Managing Editor

Sarah is lifestyle writer and editor with over 10 years of experience covering health and wellness, interior design, food, beauty, and tech. Born and raised in Los Angeles, she attended New York University and lived in New York for 12 years before returning to L.A. in 2019. In addition to her work on THE/THIRTY and Who What Wear, she held editor roles at Apartment Therapy, Real Simple, House Beautiful, Elle Decor, and The Bump (sister site of The Knot). She has a passion for health and wellness, but she especially loves writing about mental health.

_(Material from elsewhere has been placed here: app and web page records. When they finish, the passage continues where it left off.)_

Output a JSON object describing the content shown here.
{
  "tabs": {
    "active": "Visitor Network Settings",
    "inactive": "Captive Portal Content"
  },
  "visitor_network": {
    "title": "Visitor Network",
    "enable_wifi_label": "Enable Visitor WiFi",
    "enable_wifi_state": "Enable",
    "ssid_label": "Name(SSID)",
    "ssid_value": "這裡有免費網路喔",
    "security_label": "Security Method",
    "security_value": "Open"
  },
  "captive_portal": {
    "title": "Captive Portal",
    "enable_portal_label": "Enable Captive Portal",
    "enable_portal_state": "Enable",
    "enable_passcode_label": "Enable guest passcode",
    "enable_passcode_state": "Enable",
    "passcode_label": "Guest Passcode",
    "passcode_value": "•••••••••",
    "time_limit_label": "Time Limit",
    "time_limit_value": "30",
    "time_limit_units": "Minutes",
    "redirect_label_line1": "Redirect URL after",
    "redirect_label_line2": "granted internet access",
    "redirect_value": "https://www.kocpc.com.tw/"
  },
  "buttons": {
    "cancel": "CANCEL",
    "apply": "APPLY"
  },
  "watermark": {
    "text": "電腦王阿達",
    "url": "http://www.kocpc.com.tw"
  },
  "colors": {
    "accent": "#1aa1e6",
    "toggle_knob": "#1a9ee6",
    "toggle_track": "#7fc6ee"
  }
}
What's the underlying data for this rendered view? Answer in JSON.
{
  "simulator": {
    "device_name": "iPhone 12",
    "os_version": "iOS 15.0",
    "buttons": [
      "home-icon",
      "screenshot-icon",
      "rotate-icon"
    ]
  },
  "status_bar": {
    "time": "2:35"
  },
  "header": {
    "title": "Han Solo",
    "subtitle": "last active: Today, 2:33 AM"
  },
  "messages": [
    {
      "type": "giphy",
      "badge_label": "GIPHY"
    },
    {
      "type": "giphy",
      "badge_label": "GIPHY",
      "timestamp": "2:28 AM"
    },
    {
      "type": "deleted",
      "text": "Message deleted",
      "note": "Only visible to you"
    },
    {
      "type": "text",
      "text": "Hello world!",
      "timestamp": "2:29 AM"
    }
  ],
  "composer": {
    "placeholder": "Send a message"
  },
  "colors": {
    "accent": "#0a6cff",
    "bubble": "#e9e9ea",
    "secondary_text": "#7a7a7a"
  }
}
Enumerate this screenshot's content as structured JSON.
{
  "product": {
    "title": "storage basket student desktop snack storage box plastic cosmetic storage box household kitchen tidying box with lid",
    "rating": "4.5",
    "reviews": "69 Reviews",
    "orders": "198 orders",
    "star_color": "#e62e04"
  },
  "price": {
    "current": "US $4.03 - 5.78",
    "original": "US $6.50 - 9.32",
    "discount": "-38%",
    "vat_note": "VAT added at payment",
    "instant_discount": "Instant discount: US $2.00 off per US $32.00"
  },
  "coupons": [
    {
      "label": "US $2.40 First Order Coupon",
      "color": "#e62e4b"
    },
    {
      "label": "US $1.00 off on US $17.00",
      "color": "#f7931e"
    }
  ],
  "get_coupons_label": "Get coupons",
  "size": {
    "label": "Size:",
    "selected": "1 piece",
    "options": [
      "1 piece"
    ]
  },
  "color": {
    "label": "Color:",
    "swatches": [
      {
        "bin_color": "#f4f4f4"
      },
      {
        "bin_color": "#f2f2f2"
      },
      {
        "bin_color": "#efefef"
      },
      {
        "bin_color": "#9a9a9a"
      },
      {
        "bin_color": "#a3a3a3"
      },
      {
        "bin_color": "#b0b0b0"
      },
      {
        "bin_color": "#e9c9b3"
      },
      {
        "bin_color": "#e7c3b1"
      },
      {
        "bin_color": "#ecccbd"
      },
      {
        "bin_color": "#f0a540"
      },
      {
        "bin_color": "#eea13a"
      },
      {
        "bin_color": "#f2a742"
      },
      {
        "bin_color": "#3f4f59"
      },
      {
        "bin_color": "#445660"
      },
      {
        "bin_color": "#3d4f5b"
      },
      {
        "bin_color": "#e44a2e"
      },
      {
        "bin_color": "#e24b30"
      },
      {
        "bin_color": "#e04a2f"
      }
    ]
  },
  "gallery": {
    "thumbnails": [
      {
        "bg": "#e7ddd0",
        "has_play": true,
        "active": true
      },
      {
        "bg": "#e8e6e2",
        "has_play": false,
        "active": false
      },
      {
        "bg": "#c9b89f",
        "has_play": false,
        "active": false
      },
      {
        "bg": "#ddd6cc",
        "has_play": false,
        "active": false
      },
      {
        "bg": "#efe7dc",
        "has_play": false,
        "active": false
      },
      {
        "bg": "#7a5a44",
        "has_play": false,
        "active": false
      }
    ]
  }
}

Her self-care routine consists of five things: a good workout, “me” time on the regular, an intriguing book/podcast/playlist to unwind after a long day, naps, and decorating her home.